“The deterioration in safety is the most obvious example but there is a disturbing sense of lack of grip in other areas too. The issues identified in this report need to be addressed quickly and effectively to prevent them from becoming even more serious.”

HMP Wealstun was originally two separate prisons which were brought together to form one prison with a category C and a category D side.

In 2008 the open prison closed and Wealstun began operating a year ago as a large category C training prison.

The report stated that this was a major physical and cultural change.

The prison’s previous strengths have stood it in good stead, however, safety had deteriorated sharply since its last inspection.

Inspectors were concerned to find that:

l The prison had a serious drug problem, and almost half of prisoners said that drugs were easy to obtain.

l One in six prisoners said they had developed a drug problem while in prison and drug use and the debt associated with it was a significant factor in the high levels of bullying and violence in the prison.

l Action to tackle the availability of drugs was not sufficiently rigorous and poor behaviour too often went unchallenged.

l Staff-prisoner relationships appeared to be mixed and inconsistent.

l It appeared that victims of bullying were frequently placed on suicide and self-harm monitoring and moved to the segregation unit.

l There was little effort to reintegrate prisoners into the main regime and too many in the segregation unit were transferred to other prisons, and there was evidence that some prisoners were deliberately self-harming so that they would be moved to the segregation unit and then transferred from he prison.

l Although the work of the offender management unit was reasonable and public protection was well managed, resettlement activity as a whole had insufficient priority and the number of offending behaviour programmes was inadequate.

Inspectors found that:

l Within the mixed staff-prisoner relationships, there were examples of staff providing excellent support to prisoners.

l The environment was good and clean.

l Black and minority ethnic prisoners were much more positive about their treatment than in many other prisons.
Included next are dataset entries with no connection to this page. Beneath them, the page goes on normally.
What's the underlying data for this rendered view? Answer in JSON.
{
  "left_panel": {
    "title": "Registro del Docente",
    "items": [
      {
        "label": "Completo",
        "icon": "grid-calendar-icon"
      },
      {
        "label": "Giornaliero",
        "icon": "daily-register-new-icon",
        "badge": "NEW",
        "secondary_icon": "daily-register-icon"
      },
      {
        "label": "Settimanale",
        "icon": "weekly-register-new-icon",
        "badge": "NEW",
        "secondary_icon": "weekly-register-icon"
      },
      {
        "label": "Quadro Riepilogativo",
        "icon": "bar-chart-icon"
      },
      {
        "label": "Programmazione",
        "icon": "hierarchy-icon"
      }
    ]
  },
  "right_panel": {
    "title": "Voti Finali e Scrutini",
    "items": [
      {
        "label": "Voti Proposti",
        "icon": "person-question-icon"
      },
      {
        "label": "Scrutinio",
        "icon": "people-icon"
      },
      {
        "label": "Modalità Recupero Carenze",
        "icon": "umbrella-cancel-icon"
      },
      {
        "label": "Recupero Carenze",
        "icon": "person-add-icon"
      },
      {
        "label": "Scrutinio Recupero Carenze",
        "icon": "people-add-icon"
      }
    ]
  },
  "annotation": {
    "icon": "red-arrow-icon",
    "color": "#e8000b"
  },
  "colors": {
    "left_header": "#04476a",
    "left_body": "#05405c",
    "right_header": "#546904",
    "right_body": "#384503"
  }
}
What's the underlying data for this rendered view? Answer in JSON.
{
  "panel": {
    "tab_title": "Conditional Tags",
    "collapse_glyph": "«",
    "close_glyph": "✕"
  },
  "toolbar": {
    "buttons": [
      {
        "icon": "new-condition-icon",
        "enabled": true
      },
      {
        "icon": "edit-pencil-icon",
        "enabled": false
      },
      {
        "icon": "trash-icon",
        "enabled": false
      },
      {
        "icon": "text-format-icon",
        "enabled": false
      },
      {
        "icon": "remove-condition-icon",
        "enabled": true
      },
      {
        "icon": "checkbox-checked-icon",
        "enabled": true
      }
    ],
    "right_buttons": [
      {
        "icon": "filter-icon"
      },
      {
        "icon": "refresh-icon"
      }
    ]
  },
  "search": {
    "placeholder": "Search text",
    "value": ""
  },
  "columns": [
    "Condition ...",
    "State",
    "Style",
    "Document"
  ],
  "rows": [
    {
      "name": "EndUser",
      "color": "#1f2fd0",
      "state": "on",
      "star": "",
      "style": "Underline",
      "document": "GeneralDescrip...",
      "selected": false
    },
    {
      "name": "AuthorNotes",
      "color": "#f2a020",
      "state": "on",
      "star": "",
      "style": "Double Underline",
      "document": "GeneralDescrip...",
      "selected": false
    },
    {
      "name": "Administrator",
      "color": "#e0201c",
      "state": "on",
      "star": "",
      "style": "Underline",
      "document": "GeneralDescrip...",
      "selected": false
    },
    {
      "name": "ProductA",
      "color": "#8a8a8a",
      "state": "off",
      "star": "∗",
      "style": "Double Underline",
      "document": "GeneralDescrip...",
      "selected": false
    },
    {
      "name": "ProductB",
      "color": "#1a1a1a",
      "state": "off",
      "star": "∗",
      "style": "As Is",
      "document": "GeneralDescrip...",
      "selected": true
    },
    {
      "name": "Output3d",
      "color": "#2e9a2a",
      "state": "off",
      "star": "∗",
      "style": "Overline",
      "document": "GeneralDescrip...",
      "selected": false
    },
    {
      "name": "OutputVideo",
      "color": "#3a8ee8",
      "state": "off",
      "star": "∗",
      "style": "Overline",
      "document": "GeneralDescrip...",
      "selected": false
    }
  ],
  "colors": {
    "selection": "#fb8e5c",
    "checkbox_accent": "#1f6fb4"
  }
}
l Mental health work was excellent; and most prisoners had good time out of cell, and there were sufficient work, activity and training places available, most of which was of good quality.

Michael Spurr, chief executive officer of the National Offender Management Service (NOMS), said: “As the chief inspector acknowledges, the change of role at Wealstun has been challenging.

“I am pleased that the outcomes for prisoners remain reasonably good but accept that the prison needs to improve in a number of key areas.

“The new governor and his team will develop an action plan to address the weaknesses identified.”